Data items
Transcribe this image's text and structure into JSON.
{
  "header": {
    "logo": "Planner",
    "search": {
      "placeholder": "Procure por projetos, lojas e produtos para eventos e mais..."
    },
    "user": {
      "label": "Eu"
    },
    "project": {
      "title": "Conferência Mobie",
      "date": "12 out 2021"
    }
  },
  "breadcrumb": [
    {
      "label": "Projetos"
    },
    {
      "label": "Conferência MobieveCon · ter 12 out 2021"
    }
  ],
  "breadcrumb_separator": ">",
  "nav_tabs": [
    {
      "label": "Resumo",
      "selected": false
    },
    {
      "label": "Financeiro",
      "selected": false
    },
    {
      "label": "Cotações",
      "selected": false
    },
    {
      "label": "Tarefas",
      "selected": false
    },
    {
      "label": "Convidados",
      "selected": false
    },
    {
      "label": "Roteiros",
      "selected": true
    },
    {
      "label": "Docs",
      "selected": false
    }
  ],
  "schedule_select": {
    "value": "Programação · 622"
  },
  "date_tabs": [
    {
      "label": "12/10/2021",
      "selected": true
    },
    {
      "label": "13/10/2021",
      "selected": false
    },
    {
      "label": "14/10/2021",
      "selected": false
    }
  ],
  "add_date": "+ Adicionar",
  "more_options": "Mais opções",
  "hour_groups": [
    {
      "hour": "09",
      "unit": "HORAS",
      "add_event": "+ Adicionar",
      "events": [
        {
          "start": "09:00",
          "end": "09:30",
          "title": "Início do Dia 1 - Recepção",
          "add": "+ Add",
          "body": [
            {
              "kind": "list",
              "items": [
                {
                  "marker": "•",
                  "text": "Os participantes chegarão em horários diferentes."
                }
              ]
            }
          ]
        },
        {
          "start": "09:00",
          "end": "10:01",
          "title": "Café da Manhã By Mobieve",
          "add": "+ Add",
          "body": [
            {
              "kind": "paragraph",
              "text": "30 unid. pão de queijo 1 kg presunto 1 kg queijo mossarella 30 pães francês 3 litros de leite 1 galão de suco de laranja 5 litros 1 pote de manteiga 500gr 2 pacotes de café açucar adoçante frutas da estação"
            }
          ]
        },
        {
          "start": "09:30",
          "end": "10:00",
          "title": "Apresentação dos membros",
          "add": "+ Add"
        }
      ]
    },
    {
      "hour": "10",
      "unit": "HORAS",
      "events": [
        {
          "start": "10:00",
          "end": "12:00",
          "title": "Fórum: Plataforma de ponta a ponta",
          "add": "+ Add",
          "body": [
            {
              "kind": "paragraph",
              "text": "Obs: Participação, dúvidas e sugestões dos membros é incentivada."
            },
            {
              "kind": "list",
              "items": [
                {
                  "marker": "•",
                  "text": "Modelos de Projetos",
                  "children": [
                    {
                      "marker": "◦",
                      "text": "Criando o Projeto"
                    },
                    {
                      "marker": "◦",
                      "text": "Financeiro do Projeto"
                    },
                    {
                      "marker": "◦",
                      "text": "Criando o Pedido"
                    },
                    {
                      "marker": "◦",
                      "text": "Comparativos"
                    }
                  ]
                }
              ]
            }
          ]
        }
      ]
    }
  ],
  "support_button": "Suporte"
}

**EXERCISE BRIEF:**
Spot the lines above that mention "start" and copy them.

**EXPECTED ANSWER:**
          "start": "09:00",
          "start": "09:00",
          "start": "09:30",
          "start": "10:00",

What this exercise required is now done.